One other player that I want to signal out for some criticism is Kyle Walker. When you look at his statistics you would think that the young right back had a pretty good game. Walker completed 80% of his passes, won four tackles, and two aerial duels. However, Walker was clearly at fault for Shinji Kagawa's goal. Walker failed to pick up the Japanese midfielder as he drifted into the area and as a result Kagawa was able to receive the ball in space, take a touch away from Walker and finish. Additionally, later in the match Walker failed to get close to Kagawa and, I believe, Robin van Persie on set pieces and allowed them both decent looks at goal which were fortunately not converted.
Walker's poor defending has been especially evident this season. It's odd because it has seemed like he has had less to do on offense this year because Aaron Lennon has played much better this season. However, Villas-Boas often expects quite a bit from his defenders and while, on the left, Jan Vertonghen and Benoit Assou-Ekotto seem to be able to balance their attacking and defensive duties Walker seems to forget that he is required to defend. We've only seen Kyle Naughton play two matches for Spurs, but I'm willing to start him, when healthy, over Walker. I wouldn't even object to playing Younes Kaboul, when healthy, on the right. I honestly don't want to see Walker play for a few weeks, but I know that's not going to happen.
The rest of the defense, poor clearance numbers aside, played an excellent match. William Gallas played on of his best matches in a Tottenham shirt and I don't think we've seen Sandro in BEASTMODE like that since the AC Milan match in the Champions League. Sandro had seven tackles and four interceptions and did an impeccable job of breaking up play in front of the Tottenham defense. I'd also like to take a second and praise Jermain Defoe. In the first half, instead of running at defenders and playing selfishly, Defoe held up play and made passes when he needed to. This was just the sort of effort Tottenham needed from Defoe in this match.
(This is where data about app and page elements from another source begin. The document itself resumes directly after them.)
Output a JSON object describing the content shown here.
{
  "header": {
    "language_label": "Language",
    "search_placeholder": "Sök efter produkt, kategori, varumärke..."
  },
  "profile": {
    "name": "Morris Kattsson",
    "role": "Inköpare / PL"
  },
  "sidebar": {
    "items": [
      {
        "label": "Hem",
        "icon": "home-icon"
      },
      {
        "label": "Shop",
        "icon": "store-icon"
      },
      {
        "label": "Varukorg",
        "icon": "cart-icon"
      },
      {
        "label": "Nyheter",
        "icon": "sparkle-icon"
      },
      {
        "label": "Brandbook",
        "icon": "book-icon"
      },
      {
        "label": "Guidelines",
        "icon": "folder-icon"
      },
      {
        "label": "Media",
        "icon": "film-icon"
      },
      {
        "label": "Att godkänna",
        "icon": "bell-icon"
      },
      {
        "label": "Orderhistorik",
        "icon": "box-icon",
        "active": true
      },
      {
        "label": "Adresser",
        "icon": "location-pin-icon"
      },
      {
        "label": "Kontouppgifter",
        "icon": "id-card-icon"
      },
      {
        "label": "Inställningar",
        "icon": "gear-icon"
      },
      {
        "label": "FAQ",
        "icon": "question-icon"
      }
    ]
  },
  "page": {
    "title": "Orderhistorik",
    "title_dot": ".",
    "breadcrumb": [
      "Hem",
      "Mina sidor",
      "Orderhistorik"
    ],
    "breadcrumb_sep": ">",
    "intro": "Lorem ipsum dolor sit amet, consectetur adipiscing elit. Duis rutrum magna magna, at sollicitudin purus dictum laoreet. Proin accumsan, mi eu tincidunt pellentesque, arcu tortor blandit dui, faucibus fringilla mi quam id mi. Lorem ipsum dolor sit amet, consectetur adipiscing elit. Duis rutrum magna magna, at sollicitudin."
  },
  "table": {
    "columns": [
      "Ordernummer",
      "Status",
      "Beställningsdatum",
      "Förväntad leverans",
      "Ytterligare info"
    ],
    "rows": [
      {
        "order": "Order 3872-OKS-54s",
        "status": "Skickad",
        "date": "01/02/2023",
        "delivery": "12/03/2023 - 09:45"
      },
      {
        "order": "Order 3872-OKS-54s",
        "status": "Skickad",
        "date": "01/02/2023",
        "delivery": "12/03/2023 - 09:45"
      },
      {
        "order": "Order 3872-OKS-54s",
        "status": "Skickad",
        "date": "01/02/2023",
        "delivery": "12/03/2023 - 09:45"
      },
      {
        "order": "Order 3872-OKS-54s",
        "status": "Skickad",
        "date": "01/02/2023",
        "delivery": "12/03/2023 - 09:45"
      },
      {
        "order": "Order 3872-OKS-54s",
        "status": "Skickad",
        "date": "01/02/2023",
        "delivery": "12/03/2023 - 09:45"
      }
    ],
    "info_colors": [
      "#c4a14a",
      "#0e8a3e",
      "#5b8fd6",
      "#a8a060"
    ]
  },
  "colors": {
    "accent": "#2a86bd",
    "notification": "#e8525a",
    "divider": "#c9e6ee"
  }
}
The good things that came out of this match is that, for one half Tottenham executed their game plan to perfection.The high pressure and the speed at which Tottenham Hotspur attacked in the first half were things that an aging United side could not counter. Take a look at how Rio Ferdinand never even gets close to closing down Gareth Bale. The argument could be made that Rio's trying to prevent Bale from cutting back onto his left foot, but that's some pretty shoddy defending, matched only by his poor defense on Tottenham's opener from Vertonghen.
I'm not sure why so far this season Tottenham have been unable to execute for two halves. Obviously, United are an excellent team and being able to press them, like Spurs did in the first half, for an entire match at Old Trafford is nearly impossible, but the total turn of events from the first to the second half is almost laughable. I don't know about the rest of you, but I cannot handle too many more matches like that. Fortunately, not too many teams have players like Manchester United do.